> **Task requirements**
Copy each line in the data below that contains the word "type".

> **Records for the task**
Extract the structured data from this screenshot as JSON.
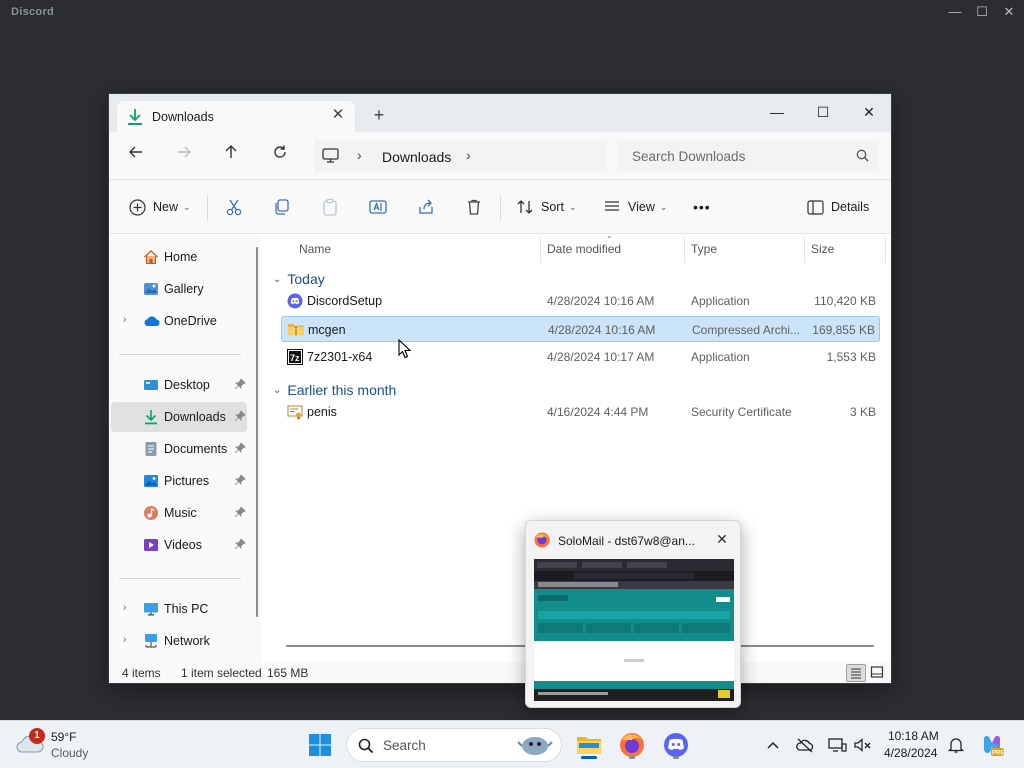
{
  "background_app": {
    "title": "Discord",
    "controls": {
      "minimize": "—",
      "maximize": "☐",
      "close": "✕"
    }
  },
  "explorer": {
    "tab": {
      "label": "Downloads",
      "close": "✕"
    },
    "new_tab": "+",
    "window_controls": {
      "minimize": "—",
      "maximize": "☐",
      "close": "✕"
    },
    "breadcrumb": {
      "location": "Downloads",
      "separator": "›"
    },
    "search": {
      "placeholder": "Search Downloads"
    },
    "commands": {
      "new": "New",
      "sort": "Sort",
      "view": "View",
      "more": "•••",
      "details": "Details"
    },
    "sidebar": {
      "items": [
        {
          "label": "Home",
          "icon": "home-icon"
        },
        {
          "label": "Gallery",
          "icon": "gallery-icon"
        },
        {
          "label": "OneDrive",
          "icon": "onedrive-icon",
          "expandable": true
        },
        {
          "label": "Desktop",
          "icon": "desktop-icon",
          "pinned": true
        },
        {
          "label": "Downloads",
          "icon": "downloads-icon",
          "pinned": true,
          "selected": true
        },
        {
          "label": "Documents",
          "icon": "documents-icon",
          "pinned": true
        },
        {
          "label": "Pictures",
          "icon": "pictures-icon",
          "pinned": true
        },
        {
          "label": "Music",
          "icon": "music-icon",
          "pinned": true
        },
        {
          "label": "Videos",
          "icon": "videos-icon",
          "pinned": true
        },
        {
          "label": "This PC",
          "icon": "this-pc-icon",
          "expandable": true
        },
        {
          "label": "Network",
          "icon": "network-icon",
          "expandable": true
        }
      ]
    },
    "columns": {
      "name": "Name",
      "date": "Date modified",
      "type": "Type",
      "size": "Size"
    },
    "groups": [
      {
        "label": "Today",
        "files": [
          {
            "name": "DiscordSetup",
            "date": "4/28/2024 10:16 AM",
            "type": "Application",
            "size": "110,420 KB",
            "icon": "discord-app-icon"
          },
          {
            "name": "mcgen",
            "date": "4/28/2024 10:16 AM",
            "type": "Compressed Archi...",
            "size": "169,855 KB",
            "icon": "zip-folder-icon",
            "selected": true
          },
          {
            "name": "7z2301-x64",
            "date": "4/28/2024 10:17 AM",
            "type": "Application",
            "size": "1,553 KB",
            "icon": "7zip-icon"
          }
        ]
      },
      {
        "label": "Earlier this month",
        "files": [
          {
            "name": "penis",
            "date": "4/16/2024 4:44 PM",
            "type": "Security Certificate",
            "size": "3 KB",
            "icon": "certificate-icon"
          }
        ]
      }
    ],
    "status": {
      "count": "4 items",
      "selection": "1 item selected",
      "selection_size": "165 MB"
    }
  },
  "thumbnail": {
    "title": "SoloMail - dst67w8@an...",
    "close": "✕"
  },
  "taskbar": {
    "weather": {
      "temp": "59°F",
      "condition": "Cloudy",
      "badge": "1"
    },
    "search_label": "Search",
    "clock": {
      "time": "10:18 AM",
      "date": "4/28/2024"
    }
  },
  "colors": {
    "accent": "#005fb8",
    "selection": "#cce4f7",
    "group_header": "#1c4f8c",
    "discord": "#5865f2",
    "teal_preview": "#138c8c"
  }
}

> **Finished task**
      "type": "Type",
            "type": "Application",
            "type": "Compressed Archi...",
            "type": "Application",
            "type": "Security Certificate",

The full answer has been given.